According to the Office of Inspector General for the Export-Import Bank of the United States, Gilberto Salazar-Escoboza, 49, made false statements to secure business loans for his produce companies based in Mexico.

The Export-Import Bank’s press release explained that Salazar-Escoboza, a Mexican national, had his business operations in Hermosillo, Mexico. He defrauded Frost National Bank in 2009 when he borrowed business loans to purchase U.S. manufactured equipment needed for his three produce and fruit companies.

A fraction of these business loans were insured by Ex-Im Bank, directly involving the United State’s federal government in the case.

An initial investigation was first launched when five checks written by Salazar-Escoboza were found to be false.

The Honorable Osvaldo L. Gratacos, Inspector General of the Office of Inspector General Export-Import Bank of the United States, said that the case was handled by Ex-Im Bank itself.

“Homeland security was not directly involved. They worked with us and were very engaged… [But] my agents led the investigation,” he said via phone, noting that the Office of the Inspector General maintains its own law enforcement personnel.

Salazar-Escoboza pled guilty in August 2012 but was only recently sentenced to pay $500,000 in fines along with serving a twelve month supervised release.

Gratacos said that supervised release, while similar to parole, involves the use of an electronic monitoring device; similar to what is commonly used on celebrities and criminals placed under house arrest.

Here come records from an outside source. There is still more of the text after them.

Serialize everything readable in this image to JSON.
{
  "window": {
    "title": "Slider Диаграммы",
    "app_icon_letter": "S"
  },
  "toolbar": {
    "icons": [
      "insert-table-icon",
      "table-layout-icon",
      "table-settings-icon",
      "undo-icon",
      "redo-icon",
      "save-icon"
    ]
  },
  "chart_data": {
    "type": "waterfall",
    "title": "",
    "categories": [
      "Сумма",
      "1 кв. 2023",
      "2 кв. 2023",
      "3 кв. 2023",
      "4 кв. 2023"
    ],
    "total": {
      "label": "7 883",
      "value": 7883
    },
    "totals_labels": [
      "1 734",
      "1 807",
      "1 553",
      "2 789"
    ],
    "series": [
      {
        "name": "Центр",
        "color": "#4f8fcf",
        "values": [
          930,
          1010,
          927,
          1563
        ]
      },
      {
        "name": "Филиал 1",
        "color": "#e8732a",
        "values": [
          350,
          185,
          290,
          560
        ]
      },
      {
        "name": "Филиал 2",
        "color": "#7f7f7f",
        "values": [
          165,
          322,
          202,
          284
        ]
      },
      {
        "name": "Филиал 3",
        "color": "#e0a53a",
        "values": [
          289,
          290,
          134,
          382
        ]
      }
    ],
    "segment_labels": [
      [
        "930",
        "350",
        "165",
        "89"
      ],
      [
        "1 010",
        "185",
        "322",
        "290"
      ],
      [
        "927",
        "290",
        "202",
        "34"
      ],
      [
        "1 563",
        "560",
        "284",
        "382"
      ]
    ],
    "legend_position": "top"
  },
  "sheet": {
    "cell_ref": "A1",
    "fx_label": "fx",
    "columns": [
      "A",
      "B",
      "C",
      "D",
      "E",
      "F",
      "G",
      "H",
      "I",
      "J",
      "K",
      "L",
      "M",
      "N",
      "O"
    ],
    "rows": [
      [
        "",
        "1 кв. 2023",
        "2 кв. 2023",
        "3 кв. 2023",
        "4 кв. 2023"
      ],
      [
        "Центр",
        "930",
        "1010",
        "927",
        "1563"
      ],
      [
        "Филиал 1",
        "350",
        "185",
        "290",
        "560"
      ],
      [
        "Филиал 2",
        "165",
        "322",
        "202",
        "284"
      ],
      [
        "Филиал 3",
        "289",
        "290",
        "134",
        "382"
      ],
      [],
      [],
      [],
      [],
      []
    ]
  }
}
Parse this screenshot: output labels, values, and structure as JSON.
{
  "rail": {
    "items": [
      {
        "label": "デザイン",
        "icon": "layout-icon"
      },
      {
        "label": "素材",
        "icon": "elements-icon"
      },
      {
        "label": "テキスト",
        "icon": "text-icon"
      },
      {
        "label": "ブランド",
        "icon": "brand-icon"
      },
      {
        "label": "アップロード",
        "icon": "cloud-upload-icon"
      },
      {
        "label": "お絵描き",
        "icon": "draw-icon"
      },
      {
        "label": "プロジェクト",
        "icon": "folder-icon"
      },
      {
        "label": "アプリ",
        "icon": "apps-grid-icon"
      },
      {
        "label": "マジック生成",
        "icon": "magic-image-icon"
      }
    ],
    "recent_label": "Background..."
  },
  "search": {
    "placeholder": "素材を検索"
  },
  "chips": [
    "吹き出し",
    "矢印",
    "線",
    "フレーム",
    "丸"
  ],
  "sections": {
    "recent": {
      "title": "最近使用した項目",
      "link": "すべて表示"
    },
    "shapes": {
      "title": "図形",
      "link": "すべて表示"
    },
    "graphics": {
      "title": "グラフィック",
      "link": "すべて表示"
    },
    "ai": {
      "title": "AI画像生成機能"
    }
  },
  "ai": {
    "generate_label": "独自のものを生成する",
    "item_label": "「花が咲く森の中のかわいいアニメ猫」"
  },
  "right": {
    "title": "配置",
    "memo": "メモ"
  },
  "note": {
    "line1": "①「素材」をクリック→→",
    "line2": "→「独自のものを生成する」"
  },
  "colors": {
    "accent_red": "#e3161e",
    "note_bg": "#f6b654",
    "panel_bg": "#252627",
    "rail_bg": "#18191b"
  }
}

All restitution owed by Salazar-Escoboza has been paid, according to Gratacos. He is unaware if Salazar-Escoboza is being prosecuted for related crimes in Mexico, where his business holdings exist.